Sadly, this synthetic form of opiate is doing a lot more harm than it could ever do good. It’s a hugely dangerous drug, and it’s so exceptionally potent as well. The opioid epidemic in America has been causing a lot of arguments about how drugs are handled in America, and this latest opiate-based drug has really revved up the discussion.
While the drug is extremely dangerous, the name Fentanyl itself is not widely known – even in drug circles. It’s been around since the 1960s, though, and nothing has ever really been done to curtail its usage or existence. Apparently the drug has 100 times the strength of morphine and even 30-50 times the power of heroin, it’s a drug that should come with an incredible warning sign.
Apparently, a single microgram could kill someone. It’s hugely powerful and has been become one of the poster boys for the battle again the opioid epidemic in the United States. It’s usually only suggested to be given to people undergoing extensive and severe pain, usually in a form of a patch to help them mediate the pain and find comfort in life.
However, other forms with far more variable doses are easily obtained in the wrong circles – and is having a critical, negative effect on many people. Having become easily made in Chinese and Mexican facilities before being imported, it’s actually used to help cut heroin in some of the worst places: leading to a concoction that kills.
In the mid-2000s, a minor epidemic of Fentanyl being used broke out in which around 1,000 people died between 2005 and 2007. The lab was shut down that made it, though, and the problem quickly stopped, and Fentanyl vanished into the background of the drug world once again.
By 2015, though, it was back as the DEA started to warn of a ‘growing epidemic’ amid a huge increase in Fentanyl-caused seizures. The huge volume of locations that were now making Fentanyl ensured that supply was increasing, as was demand. This came from the creation of OxyContin, a powerful painkiller that was edited to ensure it could not be abused, leading to those in need of a fix looking for other, more dangerous, sources.

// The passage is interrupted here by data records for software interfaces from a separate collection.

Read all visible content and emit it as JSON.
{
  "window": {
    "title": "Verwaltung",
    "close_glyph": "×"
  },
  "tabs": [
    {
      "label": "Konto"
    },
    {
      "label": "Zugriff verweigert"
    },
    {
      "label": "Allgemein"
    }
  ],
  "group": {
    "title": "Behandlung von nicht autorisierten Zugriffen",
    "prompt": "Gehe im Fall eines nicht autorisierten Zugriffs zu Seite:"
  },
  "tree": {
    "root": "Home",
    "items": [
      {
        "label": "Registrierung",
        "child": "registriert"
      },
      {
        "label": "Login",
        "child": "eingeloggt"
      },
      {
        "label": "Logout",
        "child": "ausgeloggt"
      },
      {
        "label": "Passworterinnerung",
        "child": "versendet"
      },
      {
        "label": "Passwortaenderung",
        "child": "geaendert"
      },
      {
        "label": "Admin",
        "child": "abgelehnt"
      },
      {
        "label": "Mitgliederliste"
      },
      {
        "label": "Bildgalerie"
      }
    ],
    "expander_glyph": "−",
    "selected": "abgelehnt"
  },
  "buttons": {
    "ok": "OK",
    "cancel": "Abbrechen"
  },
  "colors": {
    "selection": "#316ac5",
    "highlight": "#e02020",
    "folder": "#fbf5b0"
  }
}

Hundreds of seizures and overdoses have been recorded since 2015, and the drug itself has been gaining a lot of notoriety because of it. While some states, such as New Hampshire, are beginning to pass damning legislation to offer murder charges to anyone who provides Fentanyl to someone in a lethal dosage, there’s not enough being done to combat this growing problem.
As ever, the path to success stems from understanding why people are taking Fentanyl, rather than pushing them to crime because of their actions. Understanding, not lambasting, will make the difference in the long battle to come against Fentanyl.